When Your Work Happens Effortlessly
When I’m doing creative work that excites me, I can be incredibly productive—without feeling like I’m putting in any effort.
I don’t have to try to focus. I don’t have to discipline myself to avoid distractions. I don’t have to muster any willpower. The work just happens, effortlessly and quickly.
For example, I decided to launch my podcast just over a month ago. Now I have three episodes published with kick-ass guests, with another episode recorded and two more scheduled for recording—also with fantastic guests. I consider that pretty damn productive.
Preparing for a podcast recording takes a lot of work. I do background research on my guests, prepare questions, write up notes, and so on. Editing the podcast takes even more work: I make sure the audio levels are good, I record an introduction of the guest, I edit out delays due to poor Internet connections, et cetera. But these things haven’t felt like work at all. Why is that?
In my latest podcast episode, my guest, Steve Pavlina, refers to the concept of flow. Even if you’ve heard of flow before, you know the feeling: it’s being “in the zone”. Your work simply happens. You don’t have to force anything. No need to make a list or to block off time or to lock yourself into a quiet room.
Understanding what kind of work brings you into that state of flow is incredibly valuable because it is that state that often produces your best work. Can you identify the ingredients that make work feel effortless to you?
For me, the ingredients include doing creative work; feeling challenged without feeling overwhelmed; and not feeling any pressure from deadlines or expectations. This combination of factors usually makes work exciting to me.
Knowing this, I can turn to work that I’ve been resisting and ask: how can I make this work easier, more effortless?
For example, I’ve been analyzing which parts of running my Big-Picture Productivitylive course I enjoy and which parts I don’t. It turns out that the bits I don’t enjoy involve producing, on a deadline, workbooks, slides, and lesson outlines about concepts I’ve already taught a million times. In other words, the characteristics of the work are exactly the opposite of what produces that state of flow for me.
To make the work more effortless, I could remove deadlines; introduce more creativity; and challenge myself more. So that’s what I’ll do next time I run the program.

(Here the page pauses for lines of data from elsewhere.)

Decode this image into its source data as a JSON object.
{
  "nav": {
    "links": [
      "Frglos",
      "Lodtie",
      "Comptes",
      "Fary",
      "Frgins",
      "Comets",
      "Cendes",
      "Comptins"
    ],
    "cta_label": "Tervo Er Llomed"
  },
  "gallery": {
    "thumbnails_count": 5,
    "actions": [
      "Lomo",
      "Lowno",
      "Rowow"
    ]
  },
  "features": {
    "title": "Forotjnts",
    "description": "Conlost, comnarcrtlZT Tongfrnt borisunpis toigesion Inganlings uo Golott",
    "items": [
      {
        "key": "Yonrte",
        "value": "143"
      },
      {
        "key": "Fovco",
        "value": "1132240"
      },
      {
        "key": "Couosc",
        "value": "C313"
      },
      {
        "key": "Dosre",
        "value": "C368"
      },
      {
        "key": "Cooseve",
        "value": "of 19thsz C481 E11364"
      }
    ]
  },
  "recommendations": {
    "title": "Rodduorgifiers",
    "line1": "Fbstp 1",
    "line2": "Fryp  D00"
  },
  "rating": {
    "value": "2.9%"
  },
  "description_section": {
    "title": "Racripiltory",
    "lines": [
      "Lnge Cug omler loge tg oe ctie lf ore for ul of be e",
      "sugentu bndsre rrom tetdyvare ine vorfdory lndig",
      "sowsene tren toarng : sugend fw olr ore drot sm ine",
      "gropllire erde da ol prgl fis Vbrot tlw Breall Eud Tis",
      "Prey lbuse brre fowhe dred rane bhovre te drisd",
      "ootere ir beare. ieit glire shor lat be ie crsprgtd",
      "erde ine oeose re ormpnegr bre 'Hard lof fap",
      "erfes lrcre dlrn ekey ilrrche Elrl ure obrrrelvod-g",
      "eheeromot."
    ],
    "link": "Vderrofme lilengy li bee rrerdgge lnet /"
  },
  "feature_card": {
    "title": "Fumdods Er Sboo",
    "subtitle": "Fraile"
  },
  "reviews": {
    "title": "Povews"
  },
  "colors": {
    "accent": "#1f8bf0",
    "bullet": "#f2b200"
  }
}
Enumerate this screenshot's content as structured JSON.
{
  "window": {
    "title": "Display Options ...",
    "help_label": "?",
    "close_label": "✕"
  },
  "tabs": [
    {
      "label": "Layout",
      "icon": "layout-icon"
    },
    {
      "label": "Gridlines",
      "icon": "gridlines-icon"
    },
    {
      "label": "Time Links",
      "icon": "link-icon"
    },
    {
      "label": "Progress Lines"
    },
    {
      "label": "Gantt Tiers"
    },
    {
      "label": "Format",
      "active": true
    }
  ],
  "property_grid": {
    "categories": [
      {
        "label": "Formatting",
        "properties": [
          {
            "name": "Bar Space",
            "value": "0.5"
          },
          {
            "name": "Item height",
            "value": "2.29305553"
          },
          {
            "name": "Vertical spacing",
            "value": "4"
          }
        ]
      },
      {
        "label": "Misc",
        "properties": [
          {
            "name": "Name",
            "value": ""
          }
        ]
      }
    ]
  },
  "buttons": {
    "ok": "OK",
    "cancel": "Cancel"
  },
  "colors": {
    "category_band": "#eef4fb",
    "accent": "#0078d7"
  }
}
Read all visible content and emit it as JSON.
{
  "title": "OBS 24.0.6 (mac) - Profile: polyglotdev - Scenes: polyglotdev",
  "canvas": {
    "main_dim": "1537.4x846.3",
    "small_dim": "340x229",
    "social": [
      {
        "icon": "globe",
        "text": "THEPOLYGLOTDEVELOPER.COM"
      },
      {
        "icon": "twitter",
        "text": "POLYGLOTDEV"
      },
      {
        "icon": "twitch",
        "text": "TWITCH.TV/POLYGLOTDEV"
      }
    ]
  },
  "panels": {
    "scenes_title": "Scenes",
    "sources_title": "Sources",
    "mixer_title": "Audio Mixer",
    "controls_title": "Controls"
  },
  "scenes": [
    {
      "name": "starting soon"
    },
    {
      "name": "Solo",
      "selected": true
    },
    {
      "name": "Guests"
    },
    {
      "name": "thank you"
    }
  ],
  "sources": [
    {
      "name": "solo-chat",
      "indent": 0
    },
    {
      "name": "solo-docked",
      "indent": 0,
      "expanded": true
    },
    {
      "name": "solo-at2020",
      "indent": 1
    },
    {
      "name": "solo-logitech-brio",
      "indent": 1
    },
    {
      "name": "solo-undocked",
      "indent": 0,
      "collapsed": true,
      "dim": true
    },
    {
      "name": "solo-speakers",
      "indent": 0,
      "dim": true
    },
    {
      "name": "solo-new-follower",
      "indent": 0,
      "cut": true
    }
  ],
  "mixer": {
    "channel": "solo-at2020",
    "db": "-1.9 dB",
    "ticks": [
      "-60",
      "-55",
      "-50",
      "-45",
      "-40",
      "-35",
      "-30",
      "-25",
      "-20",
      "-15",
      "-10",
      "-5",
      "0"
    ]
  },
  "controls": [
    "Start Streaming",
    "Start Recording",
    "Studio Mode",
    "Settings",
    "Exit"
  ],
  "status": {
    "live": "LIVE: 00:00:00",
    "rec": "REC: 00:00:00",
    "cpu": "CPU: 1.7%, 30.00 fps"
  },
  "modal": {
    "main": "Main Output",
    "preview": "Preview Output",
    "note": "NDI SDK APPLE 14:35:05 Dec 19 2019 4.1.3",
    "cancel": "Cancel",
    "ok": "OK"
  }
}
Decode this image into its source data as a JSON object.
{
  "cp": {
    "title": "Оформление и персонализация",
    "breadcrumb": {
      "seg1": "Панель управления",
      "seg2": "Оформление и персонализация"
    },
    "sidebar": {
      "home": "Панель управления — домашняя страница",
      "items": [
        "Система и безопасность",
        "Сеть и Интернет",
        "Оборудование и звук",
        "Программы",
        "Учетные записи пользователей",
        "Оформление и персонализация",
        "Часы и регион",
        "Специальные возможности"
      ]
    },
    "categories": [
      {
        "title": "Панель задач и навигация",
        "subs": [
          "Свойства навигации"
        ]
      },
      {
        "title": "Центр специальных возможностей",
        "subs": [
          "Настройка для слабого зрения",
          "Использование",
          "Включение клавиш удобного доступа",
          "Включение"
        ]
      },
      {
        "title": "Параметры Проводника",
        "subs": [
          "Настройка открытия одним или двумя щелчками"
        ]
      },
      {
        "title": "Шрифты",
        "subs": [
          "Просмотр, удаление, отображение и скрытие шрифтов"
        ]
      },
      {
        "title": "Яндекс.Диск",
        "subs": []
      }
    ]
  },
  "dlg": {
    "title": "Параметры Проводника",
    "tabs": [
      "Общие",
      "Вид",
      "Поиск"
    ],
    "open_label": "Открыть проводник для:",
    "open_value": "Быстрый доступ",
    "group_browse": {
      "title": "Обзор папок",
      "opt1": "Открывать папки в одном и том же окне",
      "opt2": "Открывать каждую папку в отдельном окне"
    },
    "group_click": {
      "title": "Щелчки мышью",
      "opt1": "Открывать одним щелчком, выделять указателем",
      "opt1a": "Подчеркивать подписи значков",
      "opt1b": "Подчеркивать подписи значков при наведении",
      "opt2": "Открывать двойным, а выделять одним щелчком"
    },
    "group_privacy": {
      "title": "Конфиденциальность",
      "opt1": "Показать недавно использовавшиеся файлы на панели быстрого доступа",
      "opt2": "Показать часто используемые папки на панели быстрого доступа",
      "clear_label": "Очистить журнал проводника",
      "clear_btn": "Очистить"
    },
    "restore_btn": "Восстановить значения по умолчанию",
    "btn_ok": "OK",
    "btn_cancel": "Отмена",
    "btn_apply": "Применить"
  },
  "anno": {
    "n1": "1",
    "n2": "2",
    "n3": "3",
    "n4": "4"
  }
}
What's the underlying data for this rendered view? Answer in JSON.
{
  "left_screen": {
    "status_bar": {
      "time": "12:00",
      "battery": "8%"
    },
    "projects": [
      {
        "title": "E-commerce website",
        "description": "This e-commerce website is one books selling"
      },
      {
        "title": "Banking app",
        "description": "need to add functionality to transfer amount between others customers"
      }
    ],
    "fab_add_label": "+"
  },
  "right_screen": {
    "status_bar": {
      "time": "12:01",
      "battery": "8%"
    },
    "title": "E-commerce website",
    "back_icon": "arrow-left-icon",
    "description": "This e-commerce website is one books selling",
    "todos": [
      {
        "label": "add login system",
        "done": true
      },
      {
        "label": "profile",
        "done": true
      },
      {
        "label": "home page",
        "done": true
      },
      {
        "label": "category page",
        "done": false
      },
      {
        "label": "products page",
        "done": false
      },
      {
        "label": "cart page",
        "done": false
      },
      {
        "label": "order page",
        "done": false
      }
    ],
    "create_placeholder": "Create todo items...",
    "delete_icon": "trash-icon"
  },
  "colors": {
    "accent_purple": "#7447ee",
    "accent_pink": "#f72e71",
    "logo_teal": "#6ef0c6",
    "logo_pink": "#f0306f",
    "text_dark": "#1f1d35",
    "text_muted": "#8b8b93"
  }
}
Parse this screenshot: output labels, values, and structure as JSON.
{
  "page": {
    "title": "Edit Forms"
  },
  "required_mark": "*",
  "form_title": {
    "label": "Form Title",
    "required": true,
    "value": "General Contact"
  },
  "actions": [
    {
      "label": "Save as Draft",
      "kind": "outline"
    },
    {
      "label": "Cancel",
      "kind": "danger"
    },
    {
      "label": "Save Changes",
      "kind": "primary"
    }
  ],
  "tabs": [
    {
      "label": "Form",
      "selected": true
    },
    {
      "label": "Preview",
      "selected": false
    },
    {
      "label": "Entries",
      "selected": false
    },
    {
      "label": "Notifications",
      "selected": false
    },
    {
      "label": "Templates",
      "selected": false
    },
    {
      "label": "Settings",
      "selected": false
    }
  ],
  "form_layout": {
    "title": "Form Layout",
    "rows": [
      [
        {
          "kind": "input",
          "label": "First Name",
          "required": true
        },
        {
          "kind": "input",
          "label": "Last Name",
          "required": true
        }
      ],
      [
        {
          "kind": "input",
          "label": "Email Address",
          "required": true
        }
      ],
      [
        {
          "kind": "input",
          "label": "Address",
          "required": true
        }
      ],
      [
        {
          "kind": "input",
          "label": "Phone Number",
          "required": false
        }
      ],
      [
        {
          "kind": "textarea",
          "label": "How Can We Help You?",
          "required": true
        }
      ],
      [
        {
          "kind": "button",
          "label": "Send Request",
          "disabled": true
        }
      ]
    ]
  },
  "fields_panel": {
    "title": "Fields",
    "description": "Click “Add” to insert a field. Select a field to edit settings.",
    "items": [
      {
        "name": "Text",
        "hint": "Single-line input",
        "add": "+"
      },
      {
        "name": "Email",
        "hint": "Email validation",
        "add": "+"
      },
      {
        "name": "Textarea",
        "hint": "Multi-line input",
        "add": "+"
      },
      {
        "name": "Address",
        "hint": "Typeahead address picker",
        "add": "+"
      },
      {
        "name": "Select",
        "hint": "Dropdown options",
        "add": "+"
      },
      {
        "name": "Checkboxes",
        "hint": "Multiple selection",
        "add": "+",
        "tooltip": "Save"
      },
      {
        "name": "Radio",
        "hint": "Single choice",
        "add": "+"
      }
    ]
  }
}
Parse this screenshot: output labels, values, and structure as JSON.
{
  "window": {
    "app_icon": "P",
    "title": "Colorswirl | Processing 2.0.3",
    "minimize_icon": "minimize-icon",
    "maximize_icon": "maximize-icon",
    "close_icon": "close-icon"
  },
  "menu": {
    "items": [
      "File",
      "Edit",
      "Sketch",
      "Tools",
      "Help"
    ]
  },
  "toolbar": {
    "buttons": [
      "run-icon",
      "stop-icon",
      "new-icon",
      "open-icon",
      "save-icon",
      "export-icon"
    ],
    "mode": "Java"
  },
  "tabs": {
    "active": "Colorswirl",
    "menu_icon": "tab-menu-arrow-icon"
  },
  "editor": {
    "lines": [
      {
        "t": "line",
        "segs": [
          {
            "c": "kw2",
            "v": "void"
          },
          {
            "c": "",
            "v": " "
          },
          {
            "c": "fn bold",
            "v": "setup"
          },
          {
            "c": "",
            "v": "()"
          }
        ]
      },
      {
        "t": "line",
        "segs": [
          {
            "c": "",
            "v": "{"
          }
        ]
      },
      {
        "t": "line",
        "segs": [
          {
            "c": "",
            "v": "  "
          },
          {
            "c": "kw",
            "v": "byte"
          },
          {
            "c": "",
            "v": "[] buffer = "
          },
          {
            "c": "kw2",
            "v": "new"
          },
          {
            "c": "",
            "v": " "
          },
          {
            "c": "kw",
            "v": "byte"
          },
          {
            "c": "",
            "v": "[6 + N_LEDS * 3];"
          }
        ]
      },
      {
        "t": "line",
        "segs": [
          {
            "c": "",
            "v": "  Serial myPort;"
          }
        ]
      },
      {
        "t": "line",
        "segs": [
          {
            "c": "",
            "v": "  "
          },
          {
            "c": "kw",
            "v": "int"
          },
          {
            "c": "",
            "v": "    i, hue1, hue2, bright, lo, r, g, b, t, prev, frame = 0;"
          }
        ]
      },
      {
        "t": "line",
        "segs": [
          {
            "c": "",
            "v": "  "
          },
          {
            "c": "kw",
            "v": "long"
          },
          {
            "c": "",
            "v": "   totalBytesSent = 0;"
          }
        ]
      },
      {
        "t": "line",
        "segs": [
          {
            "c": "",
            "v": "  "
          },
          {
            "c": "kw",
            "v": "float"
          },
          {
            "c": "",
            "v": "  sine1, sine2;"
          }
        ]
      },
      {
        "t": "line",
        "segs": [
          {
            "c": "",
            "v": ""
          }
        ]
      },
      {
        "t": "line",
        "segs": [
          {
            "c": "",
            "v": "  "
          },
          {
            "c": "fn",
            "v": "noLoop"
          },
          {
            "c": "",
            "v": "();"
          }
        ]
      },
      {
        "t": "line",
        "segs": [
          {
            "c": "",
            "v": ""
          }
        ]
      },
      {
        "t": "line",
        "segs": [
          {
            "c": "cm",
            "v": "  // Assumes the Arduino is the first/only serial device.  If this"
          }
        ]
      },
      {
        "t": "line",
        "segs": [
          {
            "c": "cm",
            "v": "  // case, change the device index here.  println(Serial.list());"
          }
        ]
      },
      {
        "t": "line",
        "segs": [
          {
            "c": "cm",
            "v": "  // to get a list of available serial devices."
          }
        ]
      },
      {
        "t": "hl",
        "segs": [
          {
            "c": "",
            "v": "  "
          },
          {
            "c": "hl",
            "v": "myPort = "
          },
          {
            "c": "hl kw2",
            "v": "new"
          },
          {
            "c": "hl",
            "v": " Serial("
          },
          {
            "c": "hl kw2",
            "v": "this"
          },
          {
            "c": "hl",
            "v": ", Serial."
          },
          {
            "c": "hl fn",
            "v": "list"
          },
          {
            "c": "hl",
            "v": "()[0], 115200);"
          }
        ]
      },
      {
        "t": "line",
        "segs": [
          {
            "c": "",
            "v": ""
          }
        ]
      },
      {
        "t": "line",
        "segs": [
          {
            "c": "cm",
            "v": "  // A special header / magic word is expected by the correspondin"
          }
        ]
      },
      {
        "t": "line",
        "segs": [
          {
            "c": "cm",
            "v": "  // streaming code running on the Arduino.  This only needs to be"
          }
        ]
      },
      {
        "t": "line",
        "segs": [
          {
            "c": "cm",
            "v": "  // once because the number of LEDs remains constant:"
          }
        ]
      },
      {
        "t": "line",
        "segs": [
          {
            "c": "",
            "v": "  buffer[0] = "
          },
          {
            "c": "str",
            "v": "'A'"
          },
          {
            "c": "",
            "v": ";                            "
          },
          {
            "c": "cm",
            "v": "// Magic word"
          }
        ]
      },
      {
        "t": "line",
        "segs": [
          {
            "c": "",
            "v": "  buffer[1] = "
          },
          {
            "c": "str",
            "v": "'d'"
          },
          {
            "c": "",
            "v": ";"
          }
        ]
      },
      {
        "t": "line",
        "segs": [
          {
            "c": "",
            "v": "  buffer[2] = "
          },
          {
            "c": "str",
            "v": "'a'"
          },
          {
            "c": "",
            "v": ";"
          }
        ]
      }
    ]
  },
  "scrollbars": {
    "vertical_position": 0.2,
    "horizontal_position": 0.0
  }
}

It’s impossible to make all of your work feel exciting or effortless. Some work will feel tedious no matter what you do. But at least some of your work should generate that feeling of flow—should put you in the zone. If none of your work does, you should re-evaluate your relationship with your work.
And since that’s the topic of my podcast episode with Steve Pavlina, start by listening to what he has to say.